Five Actresses You Didn’t Know Were Ziegfeld Girls
Florenz Ziegfeld was called the Great Glorifier because he could take almost any girl and make her look absolutely gorgeous. Many of the silver screen’s most iconic actresses actually began as Ziegfeld girls! Others were almost Ziegfeld girls. For instance, Norma Shearer, Mae West, and Janet Gaynor almost made it into the Follies but for one reason or the other did not make the cut. Here’s a list of five actresses who did make the cut. Who knew they began as Ziegfeld girls?
1) Marion Davies
At nineteen years old, Marion appeared in the Ziegfeld Follies of 1916 and Ziegfeld’s production Miss 1917. In both, she did little else but hoof or pose prettily. However, this was enough to catch the attention of audience member and close friend of Ziegfeld, William Randolph Hearst. Hearst went on to fund the building of the Ziegfeld Theatre and, of course, he also went on to fall in love with Marion and help her career. If Marion had not been a Ziegfeld girl, she and Hearst may have never met. Hard to imagine!
2) Louise Brooks
Louise Brooks, arguably the most quintessential flapper, appeared in two Ziegfeld shows: the musical comedy Louie the 14th starring Leon Errol and the Ziegfeld Follies of 1925. She, like Marion Davies, was only nineteen years old. She went on to appear in Earl Carroll’s Vanities, a copycat revue of the Follies, before sealing her fame as a silent film icon.
3. Barbara Stanwyck
Barbara Stanwyck, the Frank Capra heroine and film noir femme fatale, appeared at the tender age of sixteen in the Ziegfeld Follies of 1922 and 1923. “I just wanted to survive and eat and have a nice coat,” Barbara said of this time in her life. Watching Barbara dance in the 1941 film Ball of Fire in a sexy, sparkling costume, one can easily imagine her as a Ziegfeld girl!
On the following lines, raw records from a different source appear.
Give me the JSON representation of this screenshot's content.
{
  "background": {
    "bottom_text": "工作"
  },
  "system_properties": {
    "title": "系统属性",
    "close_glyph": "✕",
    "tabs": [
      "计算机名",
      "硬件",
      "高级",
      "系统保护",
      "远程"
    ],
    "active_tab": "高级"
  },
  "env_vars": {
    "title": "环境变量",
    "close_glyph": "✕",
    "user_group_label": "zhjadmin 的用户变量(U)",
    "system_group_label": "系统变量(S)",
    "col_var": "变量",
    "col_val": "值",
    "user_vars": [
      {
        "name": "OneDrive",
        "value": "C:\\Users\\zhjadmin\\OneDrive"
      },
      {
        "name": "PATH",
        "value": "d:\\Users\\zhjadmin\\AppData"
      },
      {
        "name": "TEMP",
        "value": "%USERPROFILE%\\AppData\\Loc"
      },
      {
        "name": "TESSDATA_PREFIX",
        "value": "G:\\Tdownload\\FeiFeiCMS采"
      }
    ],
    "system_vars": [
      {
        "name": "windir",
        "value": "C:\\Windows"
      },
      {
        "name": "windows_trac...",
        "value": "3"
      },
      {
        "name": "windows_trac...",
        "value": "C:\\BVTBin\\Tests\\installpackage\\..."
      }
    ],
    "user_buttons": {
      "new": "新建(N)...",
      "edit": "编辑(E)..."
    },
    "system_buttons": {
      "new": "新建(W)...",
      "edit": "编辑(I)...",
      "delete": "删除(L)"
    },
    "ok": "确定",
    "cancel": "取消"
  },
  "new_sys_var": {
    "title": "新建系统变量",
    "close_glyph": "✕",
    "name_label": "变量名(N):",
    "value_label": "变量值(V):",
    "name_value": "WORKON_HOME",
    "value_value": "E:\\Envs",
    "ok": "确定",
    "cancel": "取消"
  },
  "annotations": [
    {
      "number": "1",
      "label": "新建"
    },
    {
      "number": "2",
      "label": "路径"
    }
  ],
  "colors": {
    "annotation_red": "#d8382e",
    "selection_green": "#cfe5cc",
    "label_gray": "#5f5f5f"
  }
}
Incidentally, she appeared under her real name, Ruby Stevens, in the Follies.
4. Paulette Goddard
Like Barbara Stanwyck, Paulette Goddard appeared in a Ziegfeld show at age sixteen. She was a chorus girl in No Foolin’, a show that premiered at Ziegfeld’s Palm Beach venue before moving to Broadway. No Foolin’ was Paulette’s sole Broadway credit. She went on to appear in other musical films such as Second Chorus (1940) with Fred Astaire, but is best remembered for her sparkling performances in such classic comedies as The Women (1939) and The Great Dictator (1941).
5. Eleanor Powell
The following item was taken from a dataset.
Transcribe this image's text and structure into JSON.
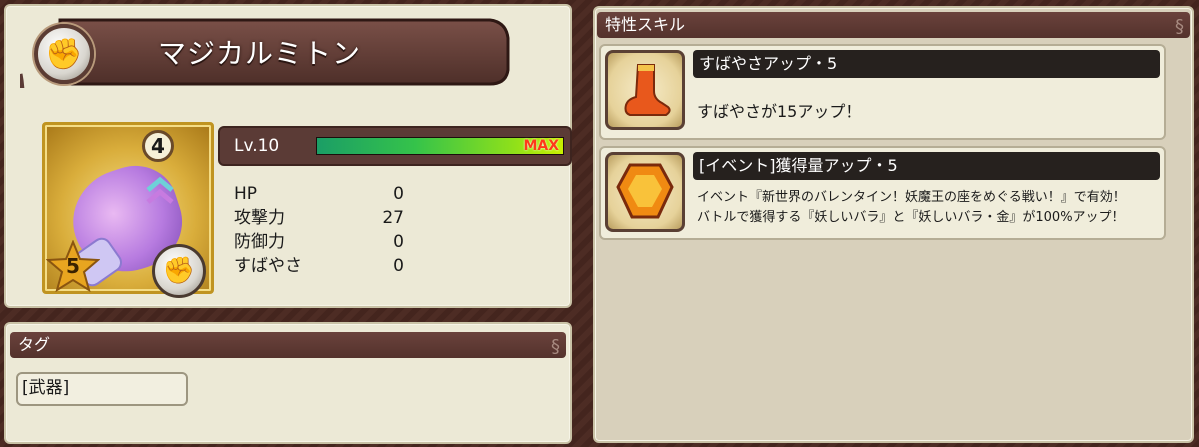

Eleanor Powell, the fastest tap dancer on screen until Ann Miller stole the title, appeared in Ziegfeld’s final show, Hot-Cha!, in 1932. The twenty year-old Eleanor tap-danced in colorful silk slacks between acts in the Bert Lahr/Lupe Velez musical comedy. Her career soared in the late 1930s and early 1940s, especially through the Broadway Melody series of films.
There are many other girls who made the transition from Ziegfeld girl to screen star—Mae Murray, Billie Dove, Marilyn Miller, Fanny Brice—but the five ladies spotlighted above are seldom remembered for their stage work because of how successful they became in Hollywood. Ziegfeld once said “I make talent.” Perhaps—and these girls had plenty of it!
–Sara and Cynthia Brideson for Classic Movie Hub
Sara and Cynthia Brideson are avid classic movie fans, and twin authors of Ziegfeld and His Follies: A Biography of Broadway’s Greatest Producer and Also Starring: Forty Biographical Essays on the Greatest Character Actors of Hollywood’s Golden Era, 1930-1965. They also are currently working on comprehensive biographies of Gene Kelly and Margaret Sullavan. You can follow them on twitter at @saraandcynthia or like them on Facebook at Cynthia and Sara Brideson.